**EXERCISE DIRECTIONS**.
Retype all entries exactly, skipping pictures.

══════════════════════════════

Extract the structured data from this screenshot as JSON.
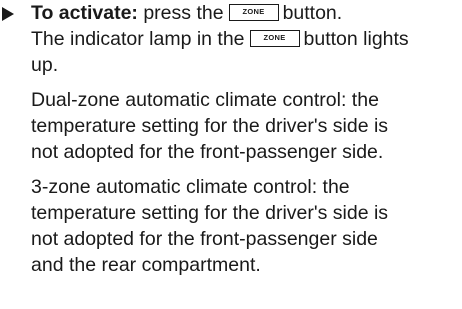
{
  "step": {
    "bold_label": "To activate:",
    "text_before_key": " press the",
    "key_label": "ZONE",
    "text_after_key": "button.",
    "line2_before_key": "The indicator lamp in the",
    "line2_after_key": "button lights",
    "line3": "up."
  },
  "paragraphs": {
    "dual_zone": [
      "Dual-zone automatic climate control: the",
      "temperature setting for the driver's side is",
      "not adopted for the front-passenger side."
    ],
    "three_zone": [
      "3-zone automatic climate control: the",
      "temperature setting for the driver's side is",
      "not adopted for the front-passenger side",
      "and the rear compartment."
    ]
  }
}
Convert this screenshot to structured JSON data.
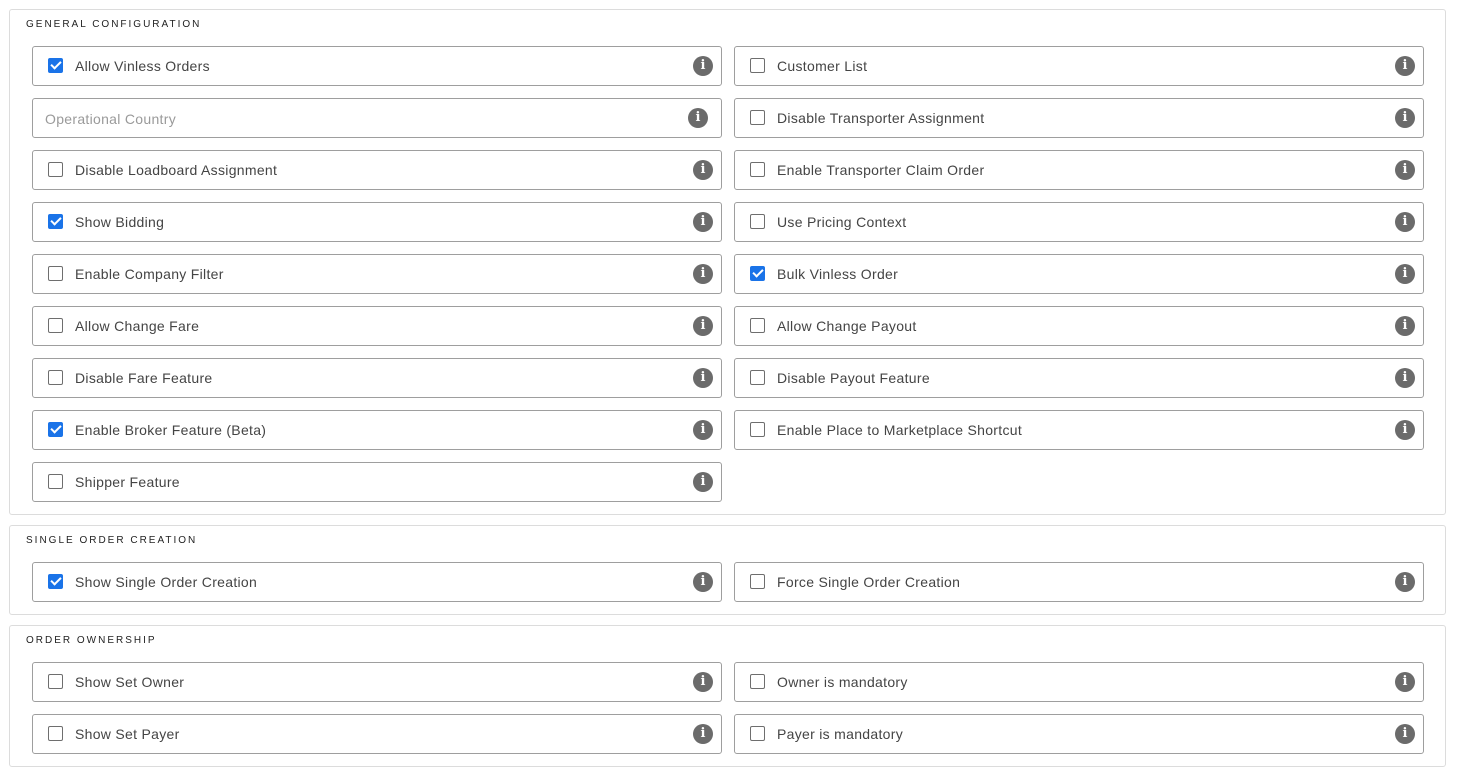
{
  "sections": {
    "general": {
      "title": "GENERAL CONFIGURATION",
      "allow_vinless_orders": {
        "label": "Allow Vinless Orders",
        "checked": true
      },
      "customer_list": {
        "label": "Customer List",
        "checked": false
      },
      "operational_country": {
        "placeholder": "Operational Country",
        "value": ""
      },
      "disable_transporter_assignment": {
        "label": "Disable Transporter Assignment",
        "checked": false
      },
      "disable_loadboard_assignment": {
        "label": "Disable Loadboard Assignment",
        "checked": false
      },
      "enable_transporter_claim_order": {
        "label": "Enable Transporter Claim Order",
        "checked": false
      },
      "show_bidding": {
        "label": "Show Bidding",
        "checked": true
      },
      "use_pricing_context": {
        "label": "Use Pricing Context",
        "checked": false
      },
      "enable_company_filter": {
        "label": "Enable Company Filter",
        "checked": false
      },
      "bulk_vinless_order": {
        "label": "Bulk Vinless Order",
        "checked": true
      },
      "allow_change_fare": {
        "label": "Allow Change Fare",
        "checked": false
      },
      "allow_change_payout": {
        "label": "Allow Change Payout",
        "checked": false
      },
      "disable_fare_feature": {
        "label": "Disable Fare Feature",
        "checked": false
      },
      "disable_payout_feature": {
        "label": "Disable Payout Feature",
        "checked": false
      },
      "enable_broker_feature": {
        "label": "Enable Broker Feature (Beta)",
        "checked": true
      },
      "enable_place_to_marketplace_shortcut": {
        "label": "Enable Place to Marketplace Shortcut",
        "checked": false
      },
      "shipper_feature": {
        "label": "Shipper Feature",
        "checked": false
      }
    },
    "single_order": {
      "title": "SINGLE ORDER CREATION",
      "show_single_order_creation": {
        "label": "Show Single Order Creation",
        "checked": true
      },
      "force_single_order_creation": {
        "label": "Force Single Order Creation",
        "checked": false
      }
    },
    "ownership": {
      "title": "ORDER OWNERSHIP",
      "show_set_owner": {
        "label": "Show Set Owner",
        "checked": false
      },
      "owner_is_mandatory": {
        "label": "Owner is mandatory",
        "checked": false
      },
      "show_set_payer": {
        "label": "Show Set Payer",
        "checked": false
      },
      "payer_is_mandatory": {
        "label": "Payer is mandatory",
        "checked": false
      }
    }
  },
  "icons": {
    "info": "info-icon",
    "info_glyph": "i"
  },
  "colors": {
    "checkbox_checked": "#1a73e8",
    "info_icon": "#6b6b6b",
    "field_border": "#9e9e9e"
  }
}
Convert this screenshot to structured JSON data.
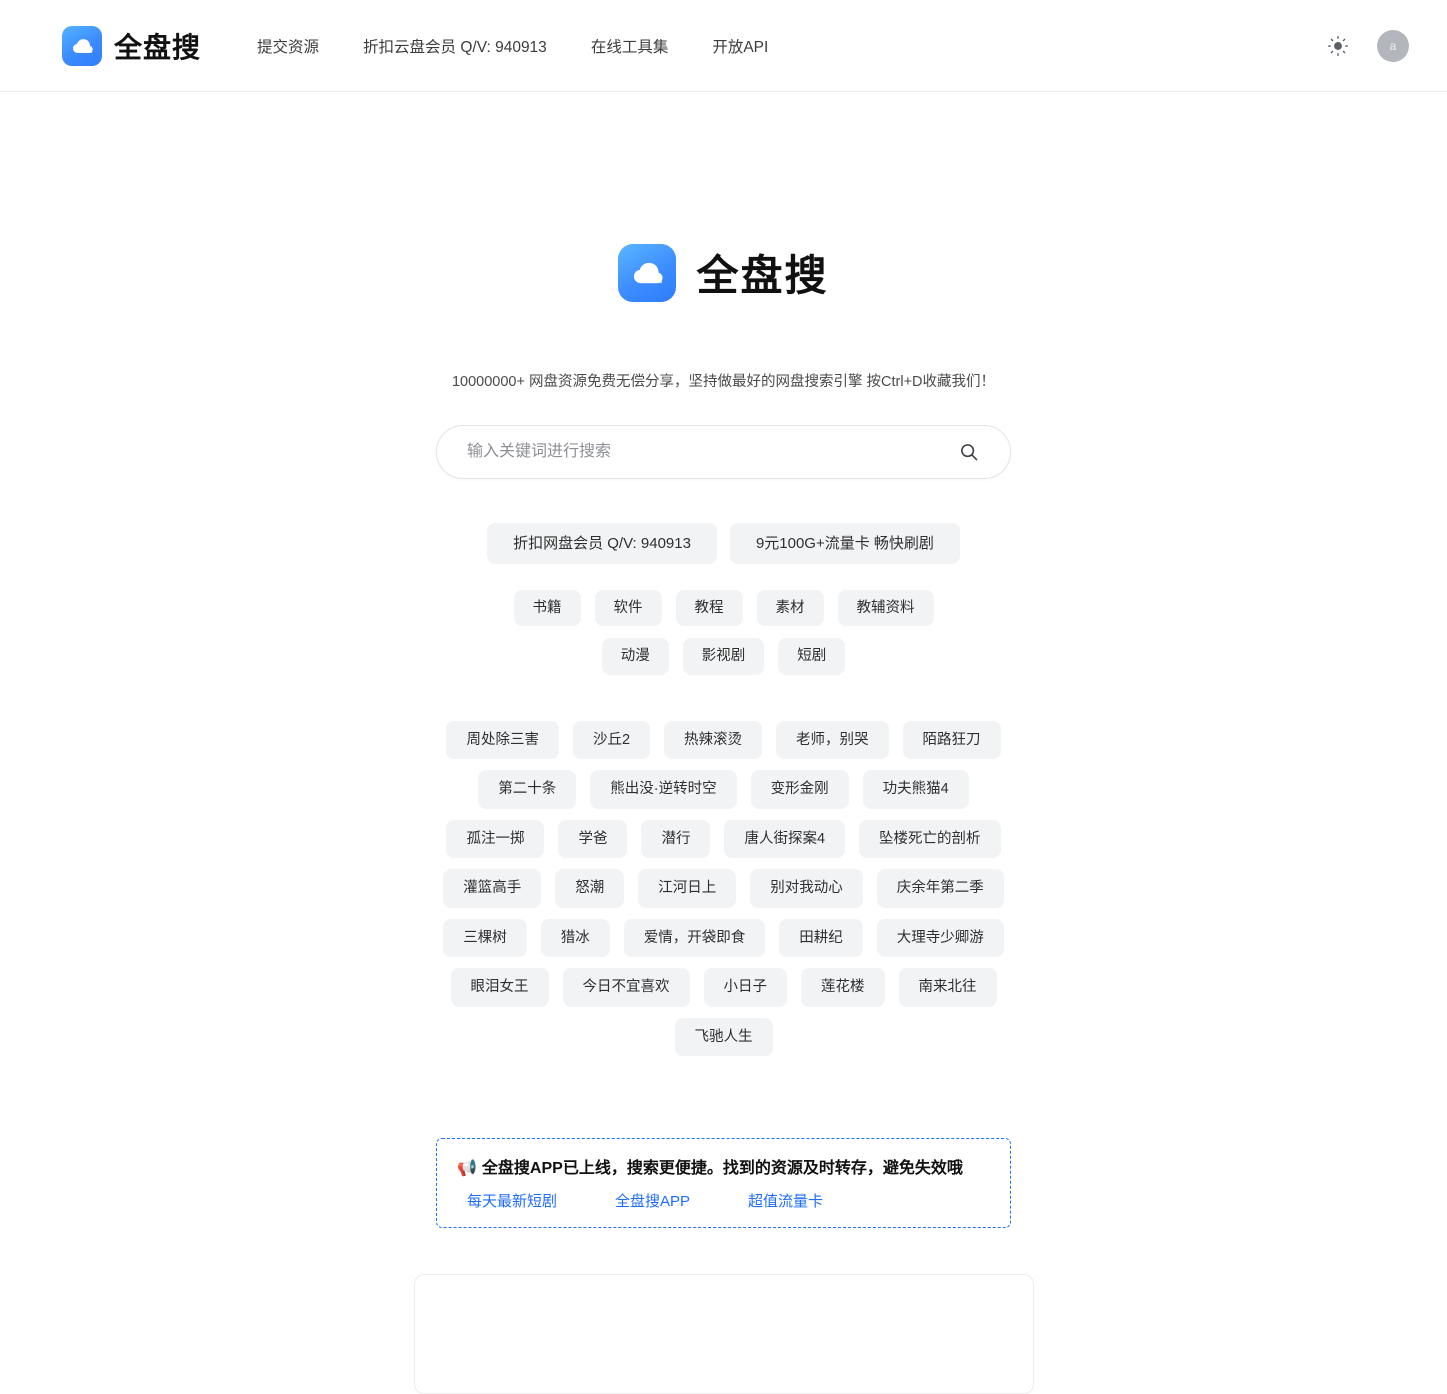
{
  "header": {
    "brand_name": "全盘搜",
    "logo_icon": "cloud-icon",
    "nav": [
      {
        "label": "提交资源"
      },
      {
        "label": "折扣云盘会员 Q/V: 940913"
      },
      {
        "label": "在线工具集"
      },
      {
        "label": "开放API"
      }
    ],
    "theme_toggle_icon": "sun-icon",
    "avatar_letter": "a"
  },
  "hero": {
    "logo_icon": "cloud-icon",
    "title": "全盘搜",
    "subtitle": "10000000+ 网盘资源免费无偿分享，坚持做最好的网盘搜索引擎 按Ctrl+D收藏我们！"
  },
  "search": {
    "placeholder": "输入关键词进行搜索",
    "value": "",
    "icon": "search-icon"
  },
  "promo_chips": [
    {
      "label": "折扣网盘会员 Q/V: 940913"
    },
    {
      "label": "9元100G+流量卡 畅快刷剧"
    }
  ],
  "category_chips": [
    {
      "label": "书籍"
    },
    {
      "label": "软件"
    },
    {
      "label": "教程"
    },
    {
      "label": "素材"
    },
    {
      "label": "教辅资料"
    },
    {
      "label": "动漫"
    },
    {
      "label": "影视剧"
    },
    {
      "label": "短剧"
    }
  ],
  "hot_chips": [
    {
      "label": "周处除三害"
    },
    {
      "label": "沙丘2"
    },
    {
      "label": "热辣滚烫"
    },
    {
      "label": "老师，别哭"
    },
    {
      "label": "陌路狂刀"
    },
    {
      "label": "第二十条"
    },
    {
      "label": "熊出没·逆转时空"
    },
    {
      "label": "变形金刚"
    },
    {
      "label": "功夫熊猫4"
    },
    {
      "label": "孤注一掷"
    },
    {
      "label": "学爸"
    },
    {
      "label": "潜行"
    },
    {
      "label": "唐人街探案4"
    },
    {
      "label": "坠楼死亡的剖析"
    },
    {
      "label": "灌篮高手"
    },
    {
      "label": "怒潮"
    },
    {
      "label": "江河日上"
    },
    {
      "label": "别对我动心"
    },
    {
      "label": "庆余年第二季"
    },
    {
      "label": "三棵树"
    },
    {
      "label": "猎冰"
    },
    {
      "label": "爱情，开袋即食"
    },
    {
      "label": "田耕纪"
    },
    {
      "label": "大理寺少卿游"
    },
    {
      "label": "眼泪女王"
    },
    {
      "label": "今日不宜喜欢"
    },
    {
      "label": "小日子"
    },
    {
      "label": "莲花楼"
    },
    {
      "label": "南来北往"
    },
    {
      "label": "飞驰人生"
    }
  ],
  "announcement": {
    "emoji": "📢",
    "text": "全盘搜APP已上线，搜索更便捷。找到的资源及时转存，避免失效哦",
    "links": [
      {
        "label": "每天最新短剧"
      },
      {
        "label": "全盘搜APP"
      },
      {
        "label": "超值流量卡"
      }
    ]
  },
  "colors": {
    "brand_blue": "#2f7dfb",
    "link_blue": "#1f6dfb",
    "chip_bg": "#f2f3f5"
  }
}
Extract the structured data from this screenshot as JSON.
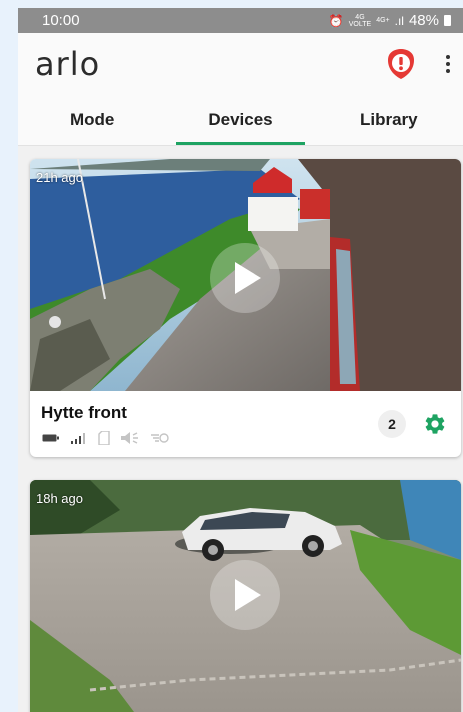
{
  "status_bar": {
    "time": "10:00",
    "network_4g_top": "4G",
    "network_4g_bottom": "VOLTE",
    "network_4g_plus": "4G+",
    "battery_percent": "48%"
  },
  "app": {
    "logo": "arlo",
    "brand_color": "#1ea362",
    "alert_color": "#e53935"
  },
  "tabs": [
    {
      "label": "Mode",
      "active": false
    },
    {
      "label": "Devices",
      "active": true
    },
    {
      "label": "Library",
      "active": false
    }
  ],
  "devices": [
    {
      "name": "Hytte front",
      "last_seen": "21h ago",
      "recordings_count": "2",
      "status_icons": [
        "battery-icon",
        "signal-icon",
        "sd-card-icon",
        "speaker-icon",
        "motion-icon"
      ]
    },
    {
      "name": "",
      "last_seen": "18h ago"
    }
  ]
}
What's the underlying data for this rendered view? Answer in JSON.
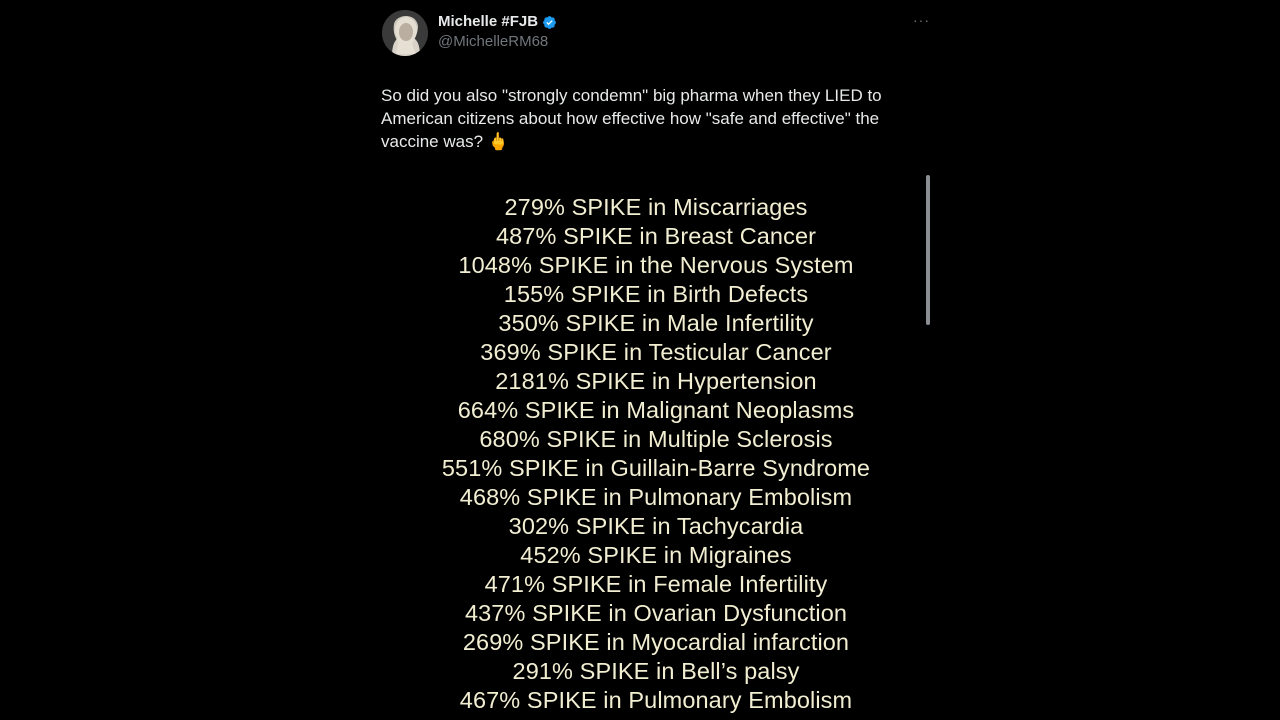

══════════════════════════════

**FINAL ANSWER**.
Extract the structured data from this screenshot as JSON.
{
  "step": {
    "bold_label": "To activate:",
    "text_before_key": " press the",
    "key_label": "ZONE",
    "text_after_key": "button.",
    "line2_before_key": "The indicator lamp in the",
    "line2_after_key": "button lights",
    "line3": "up."
  },
  "paragraphs": {
    "dual_zone": [
      "Dual-zone automatic climate control: the",
      "temperature setting for the driver's side is",
      "not adopted for the front-passenger side."
    ],
    "three_zone": [
      "3-zone automatic climate control: the",
      "temperature setting for the driver's side is",
      "not adopted for the front-passenger side",
      "and the rear compartment."
    ]
  }
}
Convert this screenshot to structured JSON data.
{
  "sections": {
    "general": {
      "title": "GENERAL CONFIGURATION",
      "allow_vinless_orders": {
        "label": "Allow Vinless Orders",
        "checked": true
      },
      "customer_list": {
        "label": "Customer List",
        "checked": false
      },
      "operational_country": {
        "placeholder": "Operational Country",
        "value": ""
      },
      "disable_transporter_assignment": {
        "label": "Disable Transporter Assignment",
        "checked": false
      },
      "disable_loadboard_assignment": {
        "label": "Disable Loadboard Assignment",
        "checked": false
      },
      "enable_transporter_claim_order": {
        "label": "Enable Transporter Claim Order",
        "checked": false
      },
      "show_bidding": {
        "label": "Show Bidding",
        "checked": true
      },
      "use_pricing_context": {
        "label": "Use Pricing Context",
        "checked": false
      },
      "enable_company_filter": {
        "label": "Enable Company Filter",
        "checked": false
      },
      "bulk_vinless_order": {
        "label": "Bulk Vinless Order",
        "checked": true
      },
      "allow_change_fare": {
        "label": "Allow Change Fare",
        "checked": false
      },
      "allow_change_payout": {
        "label": "Allow Change Payout",
        "checked": false
      },
      "disable_fare_feature": {
        "label": "Disable Fare Feature",
        "checked": false
      },
      "disable_payout_feature": {
        "label": "Disable Payout Feature",
        "checked": false
      },
      "enable_broker_feature": {
        "label": "Enable Broker Feature (Beta)",
        "checked": true
      },
      "enable_place_to_marketplace_shortcut": {
        "label": "Enable Place to Marketplace Shortcut",
        "checked": false
      },
      "shipper_feature": {
        "label": "Shipper Feature",
        "checked": false
      }
    },
    "single_order": {
      "title": "SINGLE ORDER CREATION",
      "show_single_order_creation": {
        "label": "Show Single Order Creation",
        "checked": true
      },
      "force_single_order_creation": {
        "label": "Force Single Order Creation",
        "checked": false
      }
    },
    "ownership": {
      "title": "ORDER OWNERSHIP",
      "show_set_owner": {
        "label": "Show Set Owner",
        "checked": false
      },
      "owner_is_mandatory": {
        "label": "Owner is mandatory",
        "checked": false
      },
      "show_set_payer": {
        "label": "Show Set Payer",
        "checked": false
      },
      "payer_is_mandatory": {
        "label": "Payer is mandatory",
        "checked": false
      }
    }
  },
  "icons": {
    "info": "info-icon",
    "info_glyph": "i"
  },
  "colors": {
    "checkbox_checked": "#1a73e8",
    "info_icon": "#6b6b6b",
    "field_border": "#9e9e9e"
  }
}
Convert this screenshot to structured JSON data.
{
  "header": {
    "brand_name": "全盘搜",
    "logo_icon": "cloud-icon",
    "nav": [
      {
        "label": "提交资源"
      },
      {
        "label": "折扣云盘会员 Q/V: 940913"
      },
      {
        "label": "在线工具集"
      },
      {
        "label": "开放API"
      }
    ],
    "theme_toggle_icon": "sun-icon",
    "avatar_letter": "a"
  },
  "hero": {
    "logo_icon": "cloud-icon",
    "title": "全盘搜",
    "subtitle": "10000000+ 网盘资源免费无偿分享，坚持做最好的网盘搜索引擎 按Ctrl+D收藏我们！"
  },
  "search": {
    "placeholder": "输入关键词进行搜索",
    "value": "",
    "icon": "search-icon"
  },
  "promo_chips": [
    {
      "label": "折扣网盘会员 Q/V: 940913"
    },
    {
      "label": "9元100G+流量卡 畅快刷剧"
    }
  ],
  "category_chips": [
    {
      "label": "书籍"
    },
    {
      "label": "软件"
    },
    {
      "label": "教程"
    },
    {
      "label": "素材"
    },
    {
      "label": "教辅资料"
    },
    {
      "label": "动漫"
    },
    {
      "label": "影视剧"
    },
    {
      "label": "短剧"
    }
  ],
  "hot_chips": [
    {
      "label": "周处除三害"
    },
    {
      "label": "沙丘2"
    },
    {
      "label": "热辣滚烫"
    },
    {
      "label": "老师，别哭"
    },
    {
      "label": "陌路狂刀"
    },
    {
      "label": "第二十条"
    },
    {
      "label": "熊出没·逆转时空"
    },
    {
      "label": "变形金刚"
    },
    {
      "label": "功夫熊猫4"
    },
    {
      "label": "孤注一掷"
    },
    {
      "label": "学爸"
    },
    {
      "label": "潜行"
    },
    {
      "label": "唐人街探案4"
    },
    {
      "label": "坠楼死亡的剖析"
    },
    {
      "label": "灌篮高手"
    },
    {
      "label": "怒潮"
    },
    {
      "label": "江河日上"
    },
    {
      "label": "别对我动心"
    },
    {
      "label": "庆余年第二季"
    },
    {
      "label": "三棵树"
    },
    {
      "label": "猎冰"
    },
    {
      "label": "爱情，开袋即食"
    },
    {
      "label": "田耕纪"
    },
    {
      "label": "大理寺少卿游"
    },
    {
      "label": "眼泪女王"
    },
    {
      "label": "今日不宜喜欢"
    },
    {
      "label": "小日子"
    },
    {
      "label": "莲花楼"
    },
    {
      "label": "南来北往"
    },
    {
      "label": "飞驰人生"
    }
  ],
  "announcement": {
    "emoji": "📢",
    "text": "全盘搜APP已上线，搜索更便捷。找到的资源及时转存，避免失效哦",
    "links": [
      {
        "label": "每天最新短剧"
      },
      {
        "label": "全盘搜APP"
      },
      {
        "label": "超值流量卡"
      }
    ]
  },
  "colors": {
    "brand_blue": "#2f7dfb",
    "link_blue": "#1f6dfb",
    "chip_bg": "#f2f3f5"
  }
}
Extract the structured data from this screenshot as JSON.
{
  "status_bar": {
    "time": "10:00",
    "network_4g_top": "4G",
    "network_4g_bottom": "VOLTE",
    "network_4g_plus": "4G+",
    "battery_percent": "48%"
  },
  "app": {
    "logo": "arlo",
    "brand_color": "#1ea362",
    "alert_color": "#e53935"
  },
  "tabs": [
    {
      "label": "Mode",
      "active": false
    },
    {
      "label": "Devices",
      "active": true
    },
    {
      "label": "Library",
      "active": false
    }
  ],
  "devices": [
    {
      "name": "Hytte front",
      "last_seen": "21h ago",
      "recordings_count": "2",
      "status_icons": [
        "battery-icon",
        "signal-icon",
        "sd-card-icon",
        "speaker-icon",
        "motion-icon"
      ]
    },
    {
      "name": "",
      "last_seen": "18h ago"
    }
  ]
}
What's the underlying data for this rendered view? Answer in JSON.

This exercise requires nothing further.